It is not disputed that throughout the period in which plaintiffs allege that "churning" was taking place in the trust's account at Kidder, from July 1980 through January 1982, the trustees were receiving monthly statements and daily confirmation slips which accurately reflected the trading activity in the account. Plaintiff Irving Appel, the active trustee, states that "[d]uring 1980 and 1981, I traveled considerably, and obviously during this period of time did not review the daily confirmations or month-end statements that were being sent . . . . It was not until the Spring of 1984, as a matter of fact, when I had an opportunity to review and analyze the statements on a month by month basis."
Although Irving Appel, as the active trustee, signed the trust's tax return in November 1981, and reviewed at that time the trust's assets, he states that "[w]hile I saw that there was a diminution, it was not apparent to me at this time that the diminution occurred as a result of overtrading . . ., churning, . . . excessive commissions, or anything like that."
On this basis, plaintiffs argue that "the statute would begin to run at this time, from November 30, 1981, or the end of the month."
Even if this proposition were accepted, the federal causes of action would be barred under the applicable two-year statute of limitations; the action was not commenced until October 19, 1984. But the uncontested factual record warrants the conclusion that, as a matter of law, the statute began to run at an earlier date.

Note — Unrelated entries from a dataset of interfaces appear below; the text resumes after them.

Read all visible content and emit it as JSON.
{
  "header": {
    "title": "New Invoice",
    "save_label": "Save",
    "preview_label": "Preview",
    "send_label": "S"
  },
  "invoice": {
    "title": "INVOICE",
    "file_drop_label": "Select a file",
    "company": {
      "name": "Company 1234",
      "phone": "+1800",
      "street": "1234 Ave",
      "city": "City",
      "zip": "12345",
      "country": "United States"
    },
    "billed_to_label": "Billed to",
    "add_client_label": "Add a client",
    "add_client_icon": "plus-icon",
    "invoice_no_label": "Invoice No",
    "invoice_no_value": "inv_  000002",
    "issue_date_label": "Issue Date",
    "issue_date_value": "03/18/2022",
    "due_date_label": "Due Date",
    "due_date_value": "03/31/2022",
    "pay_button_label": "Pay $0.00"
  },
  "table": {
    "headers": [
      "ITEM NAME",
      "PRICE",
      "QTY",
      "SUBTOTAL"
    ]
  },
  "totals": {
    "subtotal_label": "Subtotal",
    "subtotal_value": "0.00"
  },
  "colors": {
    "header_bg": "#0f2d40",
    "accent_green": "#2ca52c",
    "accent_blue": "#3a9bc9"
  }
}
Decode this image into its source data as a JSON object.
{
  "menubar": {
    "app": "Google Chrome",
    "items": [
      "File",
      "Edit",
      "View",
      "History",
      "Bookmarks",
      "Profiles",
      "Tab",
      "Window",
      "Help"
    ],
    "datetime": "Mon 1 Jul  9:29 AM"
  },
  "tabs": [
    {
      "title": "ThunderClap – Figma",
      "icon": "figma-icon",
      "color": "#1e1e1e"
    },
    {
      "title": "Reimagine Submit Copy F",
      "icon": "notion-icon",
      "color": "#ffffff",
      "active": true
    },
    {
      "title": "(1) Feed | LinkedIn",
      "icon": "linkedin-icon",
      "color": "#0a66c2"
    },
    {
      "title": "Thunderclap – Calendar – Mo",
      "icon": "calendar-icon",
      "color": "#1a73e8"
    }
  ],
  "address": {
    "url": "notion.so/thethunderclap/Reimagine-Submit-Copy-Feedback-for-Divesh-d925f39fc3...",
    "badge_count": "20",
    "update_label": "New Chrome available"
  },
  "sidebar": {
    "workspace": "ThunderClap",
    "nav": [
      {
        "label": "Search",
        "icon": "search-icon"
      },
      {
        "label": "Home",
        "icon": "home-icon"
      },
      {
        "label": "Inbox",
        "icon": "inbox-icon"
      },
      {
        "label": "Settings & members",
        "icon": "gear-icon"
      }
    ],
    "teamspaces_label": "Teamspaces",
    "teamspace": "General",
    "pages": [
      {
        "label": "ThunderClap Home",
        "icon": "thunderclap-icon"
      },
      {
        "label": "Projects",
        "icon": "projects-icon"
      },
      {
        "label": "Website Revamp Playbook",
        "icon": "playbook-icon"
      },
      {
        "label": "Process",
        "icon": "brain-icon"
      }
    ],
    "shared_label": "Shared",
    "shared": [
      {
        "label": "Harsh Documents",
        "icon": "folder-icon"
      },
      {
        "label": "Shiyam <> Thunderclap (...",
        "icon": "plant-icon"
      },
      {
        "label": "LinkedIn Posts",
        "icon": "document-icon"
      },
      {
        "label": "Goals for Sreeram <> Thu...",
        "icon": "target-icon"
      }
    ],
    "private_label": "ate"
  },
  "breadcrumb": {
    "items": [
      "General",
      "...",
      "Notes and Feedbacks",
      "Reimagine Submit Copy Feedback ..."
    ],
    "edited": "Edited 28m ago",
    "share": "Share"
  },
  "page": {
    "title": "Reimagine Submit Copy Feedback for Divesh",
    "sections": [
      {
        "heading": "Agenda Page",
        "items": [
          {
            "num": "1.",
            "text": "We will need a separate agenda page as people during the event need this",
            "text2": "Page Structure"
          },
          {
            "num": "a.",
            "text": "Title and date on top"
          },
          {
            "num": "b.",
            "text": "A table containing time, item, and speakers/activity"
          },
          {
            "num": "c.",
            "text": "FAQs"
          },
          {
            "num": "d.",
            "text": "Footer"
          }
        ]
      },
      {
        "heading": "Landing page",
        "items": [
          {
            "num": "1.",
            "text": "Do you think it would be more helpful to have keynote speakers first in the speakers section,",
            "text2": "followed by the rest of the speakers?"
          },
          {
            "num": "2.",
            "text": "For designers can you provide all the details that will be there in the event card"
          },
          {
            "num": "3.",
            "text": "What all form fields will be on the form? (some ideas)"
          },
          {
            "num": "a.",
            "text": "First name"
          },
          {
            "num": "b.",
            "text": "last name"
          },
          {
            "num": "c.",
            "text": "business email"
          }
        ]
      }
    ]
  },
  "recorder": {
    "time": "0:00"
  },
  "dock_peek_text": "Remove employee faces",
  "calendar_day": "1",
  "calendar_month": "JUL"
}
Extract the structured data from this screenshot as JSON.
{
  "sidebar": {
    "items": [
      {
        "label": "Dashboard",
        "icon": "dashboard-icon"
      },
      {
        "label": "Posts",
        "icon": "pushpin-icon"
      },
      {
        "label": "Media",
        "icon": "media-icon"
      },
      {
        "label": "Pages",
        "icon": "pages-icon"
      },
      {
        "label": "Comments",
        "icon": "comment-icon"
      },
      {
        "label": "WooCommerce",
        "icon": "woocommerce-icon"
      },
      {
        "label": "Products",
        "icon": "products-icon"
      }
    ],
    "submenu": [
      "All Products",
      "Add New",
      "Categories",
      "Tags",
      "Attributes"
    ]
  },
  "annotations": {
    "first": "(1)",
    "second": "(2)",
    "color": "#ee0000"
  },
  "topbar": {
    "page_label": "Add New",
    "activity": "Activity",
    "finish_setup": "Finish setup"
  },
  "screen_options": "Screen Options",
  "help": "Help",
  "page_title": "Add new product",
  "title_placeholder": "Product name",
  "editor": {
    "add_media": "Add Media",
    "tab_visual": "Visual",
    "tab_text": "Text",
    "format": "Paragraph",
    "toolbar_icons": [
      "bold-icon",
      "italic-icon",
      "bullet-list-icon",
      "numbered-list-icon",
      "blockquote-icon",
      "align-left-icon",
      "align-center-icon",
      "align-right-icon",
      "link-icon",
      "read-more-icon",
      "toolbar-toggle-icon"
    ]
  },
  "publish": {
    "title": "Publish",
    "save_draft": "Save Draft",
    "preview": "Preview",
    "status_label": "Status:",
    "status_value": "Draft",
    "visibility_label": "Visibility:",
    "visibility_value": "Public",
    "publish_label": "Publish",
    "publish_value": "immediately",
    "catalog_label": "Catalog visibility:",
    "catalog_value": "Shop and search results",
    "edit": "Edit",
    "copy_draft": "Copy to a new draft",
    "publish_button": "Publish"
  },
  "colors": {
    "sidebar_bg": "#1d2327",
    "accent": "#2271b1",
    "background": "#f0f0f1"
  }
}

As our Court of Appeals has said, "the statute commences to run when the plaintiff has actual knowledge of the alleged fraud or knowledge of facts which in the exercise of reasonable diligence should have led to actual knowledge."
Plaintiffs do not contend that the churning engaged in by Kidder was conducted in a secretive fashion; according to the complaint, "[t]he defendants entered into in excess of 300 transactions, generating in excess of $250,000 in a nineteen month period. The portfolio was turned over more than nineteen times.
It is not disputed that each of these trades was reflected on the daily confirmations and monthly statements sent to and received by the plaintiffs. Irving Appel's argument that his frequent travels prevented him from reading the monthly statements for almost four years does not alter the fact that reasonable diligence would have disclosed the allegedly excess trading in the account, which was detailed on the face of the confirmations and monthly statements.
If it is correct that Appel, who describes himself as the sole active trustee, did not review the confirmation slips and monthly statements issued by the asset manager of the trust, then this was sheer dereliction of duty, as it was on the part of the other trustees. Plaintiffs may not close their eyes and say they do not see what is perfectly obvious. By November 1981, which plaintiffs urge was the start of the limitation period, the trustees had received sixteen monthly statements, and would in the exercise of reasonable diligence long since have discovered churning at a rate which was allegedly turning over the entire portfolio once a month. Even allowing the liberal period of one year in which to ...